- Injection Attacks
- Broken authentication & session management
- Cross site scripting
- Insecure direct object references
- Security Misconfiguration
- Sensitive data exposure
- Missing function level access control
- Cross site request forgery
- Unvalidated redirects & Forwards
Table of contents
- Software Design Theoritical concepts - Introduction
- Class Diagrams
- Sample UML Diagrams examples
- Object oriented cheat-sheet
To successfully build the pipeline, it was required to automate all the
yes invocation while executing Anaconda sh file.
I did by invoking sh file with
bash Anaconda2-5.0.1-Linux-x86_64.sh -b
You have done all your research, prototyped it, optimize it and now you are ready to ship it. This post not only focusses on shipping machine learning modules but python based codebases in general.
How do you ship ?
- Expose an API
- Package your code in a single executable
To start with
feature selection: select a subset of the original feature set.
feature extraction: build new set of features from original feature set.
What is Language Modelling ?
Language modeling in very simple terms is the task of assigning a probability to sentences in a language. Besides assigning a probability to each sequence of words, the language models also assigns a probability for the likelihood of a given word (or a sequence of words) to follow a sequence of words.read more
Feature Extraction from texts using Word2vec

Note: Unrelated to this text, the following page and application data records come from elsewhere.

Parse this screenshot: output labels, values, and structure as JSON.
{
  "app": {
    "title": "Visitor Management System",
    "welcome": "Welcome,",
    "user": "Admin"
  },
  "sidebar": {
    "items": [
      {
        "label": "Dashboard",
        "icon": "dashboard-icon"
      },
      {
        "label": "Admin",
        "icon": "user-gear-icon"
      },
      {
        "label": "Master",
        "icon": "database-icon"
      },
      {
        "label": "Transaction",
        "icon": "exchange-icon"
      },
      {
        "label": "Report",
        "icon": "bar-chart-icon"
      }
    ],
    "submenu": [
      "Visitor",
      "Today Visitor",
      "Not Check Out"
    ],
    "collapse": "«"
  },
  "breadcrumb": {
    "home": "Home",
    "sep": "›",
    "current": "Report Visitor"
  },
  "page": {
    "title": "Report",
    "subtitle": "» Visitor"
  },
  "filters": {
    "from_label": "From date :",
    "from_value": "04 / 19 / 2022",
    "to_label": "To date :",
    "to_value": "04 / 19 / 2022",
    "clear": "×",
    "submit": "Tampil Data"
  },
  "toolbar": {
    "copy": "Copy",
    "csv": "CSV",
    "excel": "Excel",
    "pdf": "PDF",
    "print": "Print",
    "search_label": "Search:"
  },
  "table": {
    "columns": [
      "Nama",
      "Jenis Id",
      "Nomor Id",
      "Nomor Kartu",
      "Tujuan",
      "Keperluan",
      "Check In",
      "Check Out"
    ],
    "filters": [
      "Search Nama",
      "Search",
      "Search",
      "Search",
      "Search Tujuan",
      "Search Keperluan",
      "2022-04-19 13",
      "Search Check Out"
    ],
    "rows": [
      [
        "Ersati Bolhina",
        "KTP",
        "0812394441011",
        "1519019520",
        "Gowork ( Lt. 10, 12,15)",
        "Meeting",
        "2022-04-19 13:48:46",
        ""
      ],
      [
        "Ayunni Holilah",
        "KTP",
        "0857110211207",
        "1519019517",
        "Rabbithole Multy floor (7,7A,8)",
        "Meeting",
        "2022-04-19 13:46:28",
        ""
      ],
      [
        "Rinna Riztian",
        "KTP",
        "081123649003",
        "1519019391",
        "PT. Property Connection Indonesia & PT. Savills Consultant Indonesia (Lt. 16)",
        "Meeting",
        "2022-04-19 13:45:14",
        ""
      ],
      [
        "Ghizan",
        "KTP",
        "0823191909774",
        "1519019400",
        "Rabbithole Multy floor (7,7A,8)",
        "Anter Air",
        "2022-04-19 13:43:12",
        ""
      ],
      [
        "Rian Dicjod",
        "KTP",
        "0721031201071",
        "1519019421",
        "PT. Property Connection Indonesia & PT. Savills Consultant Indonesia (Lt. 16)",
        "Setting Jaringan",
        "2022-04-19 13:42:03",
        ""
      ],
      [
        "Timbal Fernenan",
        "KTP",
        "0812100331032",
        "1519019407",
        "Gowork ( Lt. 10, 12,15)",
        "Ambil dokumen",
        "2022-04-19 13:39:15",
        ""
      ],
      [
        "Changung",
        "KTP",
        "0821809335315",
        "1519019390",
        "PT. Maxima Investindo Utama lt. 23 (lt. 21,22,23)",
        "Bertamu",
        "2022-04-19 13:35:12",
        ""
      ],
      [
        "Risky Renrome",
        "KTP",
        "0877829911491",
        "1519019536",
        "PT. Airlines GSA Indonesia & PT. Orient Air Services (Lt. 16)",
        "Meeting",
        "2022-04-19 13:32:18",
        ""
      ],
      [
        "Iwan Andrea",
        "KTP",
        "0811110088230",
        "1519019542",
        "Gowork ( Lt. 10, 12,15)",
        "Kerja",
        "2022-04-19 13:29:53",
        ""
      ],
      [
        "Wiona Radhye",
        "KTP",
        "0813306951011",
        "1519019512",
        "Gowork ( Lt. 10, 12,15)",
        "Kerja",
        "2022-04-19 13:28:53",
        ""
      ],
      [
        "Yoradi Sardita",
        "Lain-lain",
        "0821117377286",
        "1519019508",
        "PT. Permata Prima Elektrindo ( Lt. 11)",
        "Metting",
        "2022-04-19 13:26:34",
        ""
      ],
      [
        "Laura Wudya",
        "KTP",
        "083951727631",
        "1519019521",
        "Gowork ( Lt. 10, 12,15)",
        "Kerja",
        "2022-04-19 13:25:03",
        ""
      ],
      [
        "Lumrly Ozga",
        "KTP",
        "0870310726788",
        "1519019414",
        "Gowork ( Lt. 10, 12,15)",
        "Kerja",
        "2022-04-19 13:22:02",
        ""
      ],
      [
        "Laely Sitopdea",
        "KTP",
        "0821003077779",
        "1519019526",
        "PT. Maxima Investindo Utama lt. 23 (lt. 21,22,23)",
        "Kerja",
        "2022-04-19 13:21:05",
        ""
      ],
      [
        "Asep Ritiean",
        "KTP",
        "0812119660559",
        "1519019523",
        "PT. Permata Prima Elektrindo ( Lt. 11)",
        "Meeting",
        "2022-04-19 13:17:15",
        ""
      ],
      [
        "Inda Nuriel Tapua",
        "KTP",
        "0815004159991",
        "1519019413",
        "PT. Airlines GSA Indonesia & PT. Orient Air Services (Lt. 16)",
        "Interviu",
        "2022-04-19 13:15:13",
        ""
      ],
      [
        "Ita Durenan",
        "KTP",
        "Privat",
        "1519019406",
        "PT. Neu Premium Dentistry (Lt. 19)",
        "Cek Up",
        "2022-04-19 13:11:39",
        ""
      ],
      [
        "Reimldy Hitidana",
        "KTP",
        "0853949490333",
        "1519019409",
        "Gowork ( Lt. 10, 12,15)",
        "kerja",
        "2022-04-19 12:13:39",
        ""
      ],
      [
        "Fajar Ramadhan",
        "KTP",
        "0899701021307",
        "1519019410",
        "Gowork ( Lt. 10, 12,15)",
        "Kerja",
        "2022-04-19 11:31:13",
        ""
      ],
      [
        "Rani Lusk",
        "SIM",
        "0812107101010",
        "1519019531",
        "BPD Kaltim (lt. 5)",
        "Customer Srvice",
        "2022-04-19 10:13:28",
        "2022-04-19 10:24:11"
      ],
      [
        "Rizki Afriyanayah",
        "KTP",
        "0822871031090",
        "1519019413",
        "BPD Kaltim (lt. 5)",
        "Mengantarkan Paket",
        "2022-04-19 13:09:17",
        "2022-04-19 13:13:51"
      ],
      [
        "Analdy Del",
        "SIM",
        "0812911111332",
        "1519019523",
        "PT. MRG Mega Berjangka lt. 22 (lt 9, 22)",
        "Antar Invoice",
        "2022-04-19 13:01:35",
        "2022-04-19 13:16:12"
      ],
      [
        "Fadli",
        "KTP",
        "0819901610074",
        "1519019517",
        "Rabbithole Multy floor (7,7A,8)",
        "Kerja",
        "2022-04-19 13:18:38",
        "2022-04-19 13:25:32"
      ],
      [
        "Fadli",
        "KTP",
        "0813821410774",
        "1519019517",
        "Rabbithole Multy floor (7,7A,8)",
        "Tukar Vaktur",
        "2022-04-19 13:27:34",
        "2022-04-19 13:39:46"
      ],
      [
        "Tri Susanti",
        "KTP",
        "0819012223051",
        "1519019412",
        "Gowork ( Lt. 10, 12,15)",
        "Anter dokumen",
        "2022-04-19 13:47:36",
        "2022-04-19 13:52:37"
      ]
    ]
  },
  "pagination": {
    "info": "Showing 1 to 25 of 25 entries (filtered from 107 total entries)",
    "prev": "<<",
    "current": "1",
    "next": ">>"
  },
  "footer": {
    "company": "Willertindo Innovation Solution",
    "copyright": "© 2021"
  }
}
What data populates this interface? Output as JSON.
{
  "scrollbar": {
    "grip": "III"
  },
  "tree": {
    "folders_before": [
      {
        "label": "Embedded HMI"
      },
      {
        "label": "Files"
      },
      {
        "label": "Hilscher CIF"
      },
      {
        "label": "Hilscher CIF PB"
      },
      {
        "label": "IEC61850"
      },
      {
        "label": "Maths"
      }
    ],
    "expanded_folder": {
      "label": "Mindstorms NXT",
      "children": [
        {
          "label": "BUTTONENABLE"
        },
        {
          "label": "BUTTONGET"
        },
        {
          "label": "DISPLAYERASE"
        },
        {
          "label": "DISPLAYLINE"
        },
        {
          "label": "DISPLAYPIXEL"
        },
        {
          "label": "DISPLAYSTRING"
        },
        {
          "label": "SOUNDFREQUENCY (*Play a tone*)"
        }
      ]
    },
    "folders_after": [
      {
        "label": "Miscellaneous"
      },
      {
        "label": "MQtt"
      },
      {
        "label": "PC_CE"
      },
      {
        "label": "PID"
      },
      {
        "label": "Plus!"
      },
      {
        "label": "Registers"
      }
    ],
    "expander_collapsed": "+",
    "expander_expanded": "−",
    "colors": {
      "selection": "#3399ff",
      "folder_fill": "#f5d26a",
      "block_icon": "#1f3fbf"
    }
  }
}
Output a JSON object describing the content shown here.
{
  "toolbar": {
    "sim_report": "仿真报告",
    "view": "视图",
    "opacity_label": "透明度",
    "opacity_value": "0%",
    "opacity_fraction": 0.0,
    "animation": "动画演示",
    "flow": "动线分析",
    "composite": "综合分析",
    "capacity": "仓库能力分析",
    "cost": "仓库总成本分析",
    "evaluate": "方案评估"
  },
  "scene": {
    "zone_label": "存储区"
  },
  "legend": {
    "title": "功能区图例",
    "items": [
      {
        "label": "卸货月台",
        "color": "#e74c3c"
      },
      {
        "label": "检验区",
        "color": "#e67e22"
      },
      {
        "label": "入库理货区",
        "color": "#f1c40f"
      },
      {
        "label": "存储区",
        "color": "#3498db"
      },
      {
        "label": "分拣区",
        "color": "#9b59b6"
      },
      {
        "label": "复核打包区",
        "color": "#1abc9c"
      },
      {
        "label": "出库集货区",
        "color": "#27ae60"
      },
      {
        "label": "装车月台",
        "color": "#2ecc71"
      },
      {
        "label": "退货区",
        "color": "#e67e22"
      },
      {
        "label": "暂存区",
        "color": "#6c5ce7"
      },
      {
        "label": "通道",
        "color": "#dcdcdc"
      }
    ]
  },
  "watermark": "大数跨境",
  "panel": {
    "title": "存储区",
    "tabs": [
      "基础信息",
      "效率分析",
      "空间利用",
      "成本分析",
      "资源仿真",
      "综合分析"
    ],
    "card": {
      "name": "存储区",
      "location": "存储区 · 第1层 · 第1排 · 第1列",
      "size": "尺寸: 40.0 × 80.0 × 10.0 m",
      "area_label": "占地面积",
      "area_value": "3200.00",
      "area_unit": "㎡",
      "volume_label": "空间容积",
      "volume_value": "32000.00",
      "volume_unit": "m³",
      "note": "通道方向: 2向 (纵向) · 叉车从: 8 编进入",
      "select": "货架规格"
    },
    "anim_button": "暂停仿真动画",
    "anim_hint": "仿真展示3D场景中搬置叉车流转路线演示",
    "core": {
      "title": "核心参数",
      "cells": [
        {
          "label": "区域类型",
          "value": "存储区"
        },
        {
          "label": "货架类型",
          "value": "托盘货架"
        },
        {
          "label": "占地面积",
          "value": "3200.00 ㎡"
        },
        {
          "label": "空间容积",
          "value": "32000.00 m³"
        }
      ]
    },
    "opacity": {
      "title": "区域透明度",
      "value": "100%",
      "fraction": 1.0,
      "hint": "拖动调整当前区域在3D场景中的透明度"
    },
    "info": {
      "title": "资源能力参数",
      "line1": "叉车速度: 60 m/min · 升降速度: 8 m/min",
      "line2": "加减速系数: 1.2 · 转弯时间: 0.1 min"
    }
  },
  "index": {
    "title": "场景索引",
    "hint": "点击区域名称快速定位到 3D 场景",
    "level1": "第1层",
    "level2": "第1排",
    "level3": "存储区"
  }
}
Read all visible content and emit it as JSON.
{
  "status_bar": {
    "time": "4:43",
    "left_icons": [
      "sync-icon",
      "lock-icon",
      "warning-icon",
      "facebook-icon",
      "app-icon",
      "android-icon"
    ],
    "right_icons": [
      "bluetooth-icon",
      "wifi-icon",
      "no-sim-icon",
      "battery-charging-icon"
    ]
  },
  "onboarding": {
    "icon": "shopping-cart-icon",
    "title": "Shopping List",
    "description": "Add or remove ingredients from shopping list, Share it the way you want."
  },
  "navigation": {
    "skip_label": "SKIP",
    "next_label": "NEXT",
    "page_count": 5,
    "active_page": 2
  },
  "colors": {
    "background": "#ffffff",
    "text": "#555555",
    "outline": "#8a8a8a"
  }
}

To get a better semantic understanding of a word, word2vec was published for nlp community.read more
Feature Extraction from texts using Bag of words
The bag of words model ignores grammar and order of words. ‘All my cats in a row’, ‘When my cat sits down, she looks like a Furby toy!’,
Breaking down the given sentences into words and assigning them each a unique IDread more
I am really fascinated by the subject of this broad research topic. So, I decided to play around things and this post is a serially arranged attempts of mine into visual recognition.
What inspired me ?
Dr. Fei Fei Li with her TED talkread more
Data are pieces of information about individuals organized into variables. By an individual, we mean a particular person or object. By a variable, we mean a particular characteristic of the individual.
Variables can be classified into one of two types: categorical or quantitative.read more
I stepped into competitve programming in my college. I started from SPOJ attempted Life, the Universe, and Everything and wola got compilation errror :laughing:
Anyways, that was a learning curve and I continued with other platforms like Codechef and Codeforces along with SPOJ. Topcoder problems were tough then and now as well :wink:
In the spirit of making myself a better developer, I am releasing all my submitted solutions of various problems on all platforms. The main reason behind putting all my codes at one place read more
Ignore file/folder while commit
For a File
git add -u git reset -- main/dontcheckmein.txt git add . git commit -m "commit message" git push -u origin master
For a folder
git add -u git reset -- main/* git add . git commit -m "commit message" git push -u origin master
Use these commands to revert/delete your last (only one) commit from the repo but keep in mind that if other contributors have pulled the code before you start reverting then it may cause problems.
To monitor CPU Usage on any Linux distribution, useread more
For me, It rolled out very tough, when it comes to singing with or without karaoke. I tried a mix of both in these three beautiful songs.
My first experience of singing with a recording? Out of key, out of time…Still, here are they. read more